- Internal triggers
- External triggers
- A planning problem
A closer look at the causes of distractions
1. Internal triggers
An internal trigger is an uncomfortable emotional state you seek to escape. If you found yourself slipping off track because you were feeling bored, lonely, stressed, or anxious, you succumbed to an internal trigger.
I did this all the time when I found writing too difficult and instead checked email. Writing is hard work—it’s often boring, tedious, and lonely. I’d find escape by checking email or doing some other kind of pseudo-work to free my mind from the discomfort I felt.
The next time you get distracted, ask yourself, “what emotion was I trying to escape?” In Indistractable, I write about dozens of techniques you can use to deal with your internal triggers so that they lead you to traction.
2. External triggers
External triggers are all the things in our outside environment that can lead us off track. They are all the pings, dings, and rings that can derail a well-planned day.
There are many ways to hack back all the external triggers that lead to distraction but doing so requires us to first ask a critical question: Is this trigger serving me or am I serving it?
If an external trigger, such as a notification on your phone, is set as a reminder that you have an appointment you planned for or it’s time to hit the gym, then great. It’s serving you.
But if that external trigger interferes with your plan, such as a notification from your phone while you’re trying to concentrate, then turn it off. Studies find two-thirds of people with a smartphone never adjust their notification settings. Come on.
Take a minute to make sure you don’t get interrupted by another external trigger during your scheduled focused work time.
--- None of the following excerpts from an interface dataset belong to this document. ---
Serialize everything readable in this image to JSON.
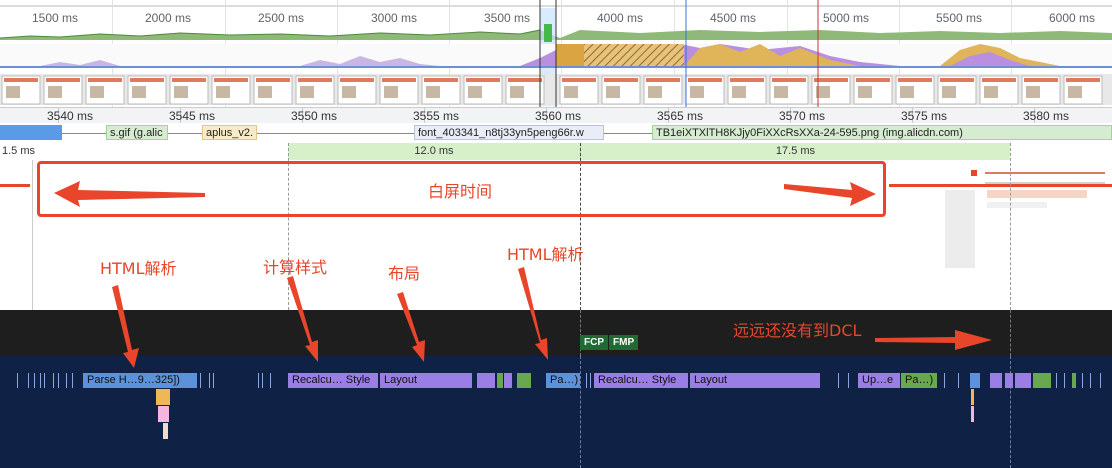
{
  "overview": {
    "ticks": [
      "1500 ms",
      "2000 ms",
      "2500 ms",
      "3000 ms",
      "3500 ms",
      "4000 ms",
      "4500 ms",
      "5000 ms",
      "5500 ms",
      "6000 ms"
    ]
  },
  "ruler": {
    "ticks": [
      "3540 ms",
      "3545 ms",
      "3550 ms",
      "3555 ms",
      "3560 ms",
      "3565 ms",
      "3570 ms",
      "3575 ms",
      "3580 ms"
    ]
  },
  "network": {
    "requests": [
      {
        "label": "",
        "color": "#5b9be6"
      },
      {
        "label": "s.gif (g.alic",
        "color": "#d6ecd0"
      },
      {
        "label": "aplus_v2.",
        "color": "#f9ebc8"
      },
      {
        "label": "font_403341_n8tj33yn5peng66r.w",
        "color": "#e9edf5"
      },
      {
        "label": "TB1eiXTXlTH8KJjy0FiXXcRsXXa-24-595.png (img.alicdn.com)",
        "color": "#d6ecd0"
      }
    ]
  },
  "frames": {
    "durations": [
      "1.5 ms",
      "12.0 ms",
      "17.5 ms"
    ]
  },
  "markers": {
    "fcp": "FCP",
    "fmp": "FMP"
  },
  "main": {
    "events": [
      {
        "label": "Parse H…9…325])",
        "color": "#5b92d9"
      },
      {
        "label": "Recalcu… Style",
        "color": "#9a7ee6"
      },
      {
        "label": "Layout",
        "color": "#9a7ee6"
      },
      {
        "label": "Pa…)",
        "color": "#5b92d9"
      },
      {
        "label": "Recalcu… Style",
        "color": "#9a7ee6"
      },
      {
        "label": "Layout",
        "color": "#9a7ee6"
      },
      {
        "label": "Up…e",
        "color": "#9a7ee6"
      },
      {
        "label": "Pa…)",
        "color": "#6aa84f"
      }
    ]
  },
  "annotations": {
    "white_screen": "白屏时间",
    "html_parse_1": "HTML解析",
    "calc_style": "计算样式",
    "layout": "布局",
    "html_parse_2": "HTML解析",
    "no_dcl": "远远还没有到DCL"
  },
  "colors": {
    "annotation": "#e8452a",
    "fcp": "#1e6b34",
    "fmp": "#1e6b34",
    "main_bg": "#0f2144"
  }
}
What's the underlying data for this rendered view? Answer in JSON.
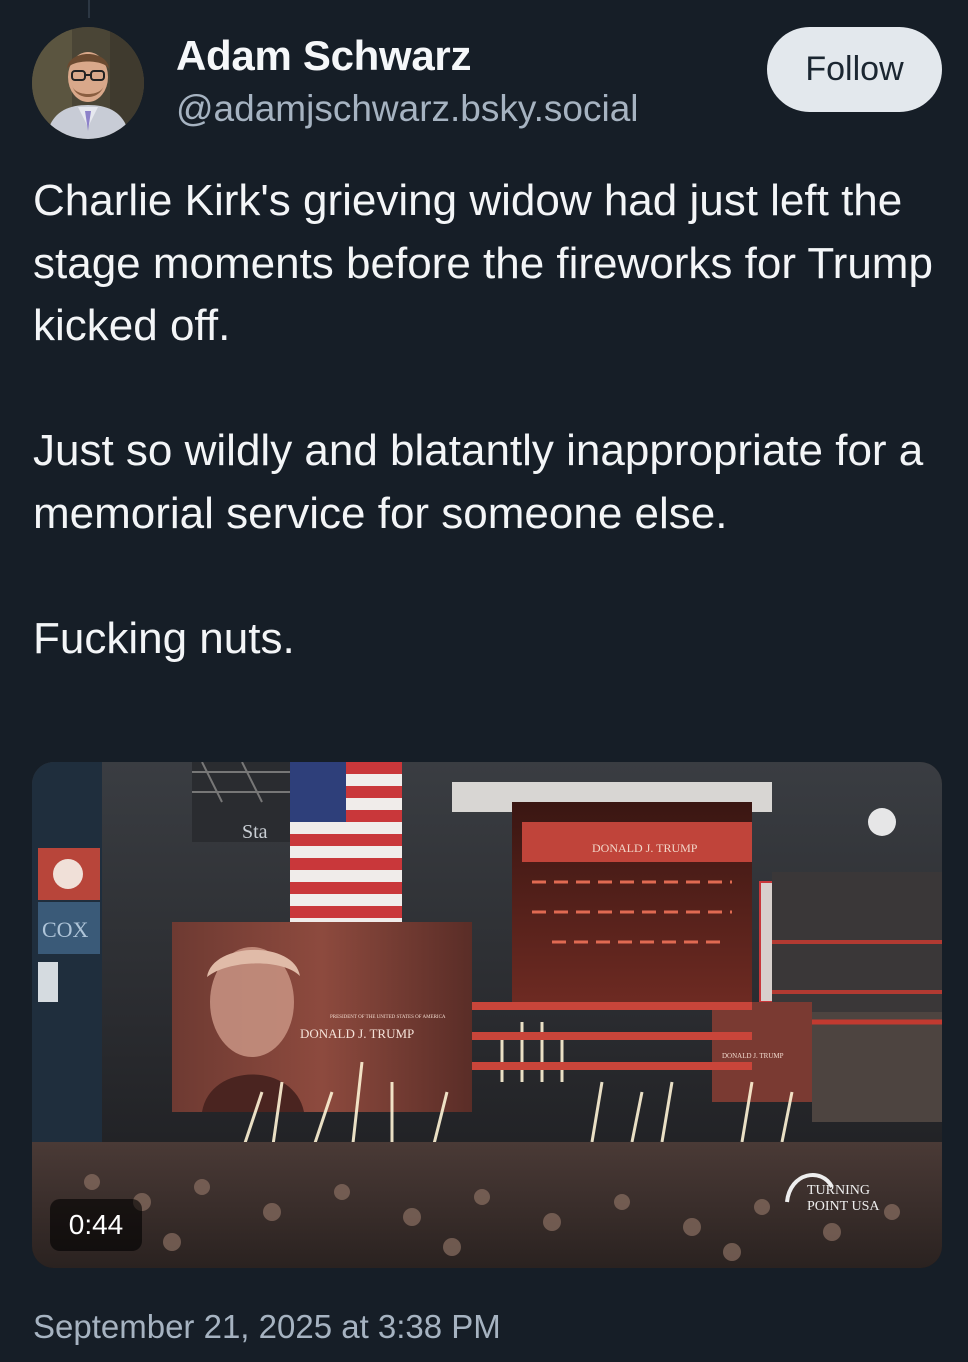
{
  "author": {
    "name": "Adam Schwarz",
    "handle": "@adamjschwarz.bsky.social"
  },
  "follow_label": "Follow",
  "post": {
    "paragraphs": [
      "Charlie Kirk's grieving widow had just left the stage moments before the fireworks for Trump kicked off.",
      "Just so wildly and blatantly inappropriate for a memorial service for someone else.",
      "Fucking nuts."
    ]
  },
  "video": {
    "duration": "0:44",
    "screen_left_name": "DONALD J. TRUMP",
    "screen_left_small": "PRESIDENT OF THE UNITED STATES OF AMERICA",
    "stage_banner": "DONALD J. TRUMP",
    "screen_right_name": "DONALD J. TRUMP",
    "sign_cox": "COX",
    "sign_sta": "Sta",
    "watermark_line1": "TURNING",
    "watermark_line2": "POINT USA"
  },
  "timestamp": "September 21, 2025 at 3:38 PM",
  "colors": {
    "background": "#161e27",
    "secondary_text": "#a6b3c1",
    "follow_bg": "#e3e8ed"
  }
}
Hacking back your phone to fight distraction takes just a few minutes and will save you countless hours. Learn to use the “do not disturb while driving” feature on your phone (even when you’re not driving). Use a distraction-blocking screen sign at your desk to keep colleagues from interrupting you.
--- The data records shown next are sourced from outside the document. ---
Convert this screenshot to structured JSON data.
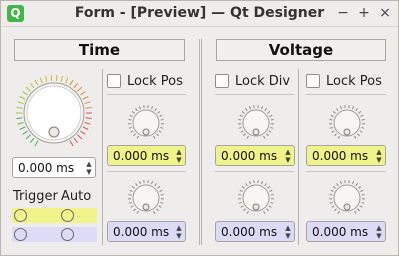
{
  "window": {
    "title": "Form - [Preview] — Qt Designer",
    "app_icon_letter": "Q",
    "minimize_glyph": "−",
    "maximize_glyph": "+",
    "close_glyph": "×"
  },
  "time": {
    "header": "Time",
    "lock_pos_label": "Lock Pos",
    "big_knob_value": "0.000 ms",
    "knob1_value": "0.000 ms",
    "knob2_value": "0.000 ms",
    "trigger_label": "Trigger",
    "auto_label": "Auto"
  },
  "voltage": {
    "header": "Voltage",
    "lock_div_label": "Lock Div",
    "lock_pos_label": "Lock Pos",
    "left_knob1_value": "0.000 ms",
    "left_knob2_value": "0.000 ms",
    "right_knob1_value": "0.000 ms",
    "right_knob2_value": "0.000 ms"
  },
  "colors": {
    "accent_yellow": "#f0f28a",
    "accent_blue": "#dbdbf7",
    "qt_green": "#45b549"
  },
  "icons": {
    "spin_up": "▲",
    "spin_down": "▼"
  }
}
3. A planning problem
The last potential source of distraction is a “planning problem.” This happens when we simply didn’t allocate enough time for a task or we didn’t allocate enough buffer time for a task that takes an unpredictable amount of time.
For example, sometimes people will argue, “What about traffic? How do I know how long I’ll spend trying to get to work?” That’s an easy one, since traffic is a potential concern every single day, it shouldn’t be a surprise. If you had a super important meeting you just couldn’t afford to miss, you’d leave home early and plan for extra time. The same goes with any block of time; if you’re not quite sure how long you’ll need, just build in a bit extra.
“But what about my kids?” people might ask. “What if they need me to pick them up from school if they get sick?” Well, that’s to be expected, too. Kids getting common illnesses shouldn’t be a surprise. The answer, of course, is not to give up on planning your day, but to have a contingency plan in place so you know what you’ll do in the future.
Maybe you’ll have a friend or family member ready to help? Or perhaps you’ll reserve extra time once every few weeks to make up for the time you may have missed to deal with rare but predictable emergencies. Does a brain surgeon stop in the middle of doing brain surgery because their kid needs to be picked up from school? No—they have a plan, and so should you.
In the words of Voltaire, don’t let “perfect be the enemy of the good.” Stuff happens, but don’t sabotage yourself by finding excuses for not planning ahead. Sticking to your schedule ensures your physical and mental health by keeping you healthier and happier. You’ll excel at your job when you follow through on your commitments, just as you said you would. You’ll have closer, more fulfilling relationships when you are fully present in body and mind.
Being indistractable means living with personal integrity. It’s about keeping your word to others and, most importantly, to yourself.
This post also appeared on NirAndFar.com.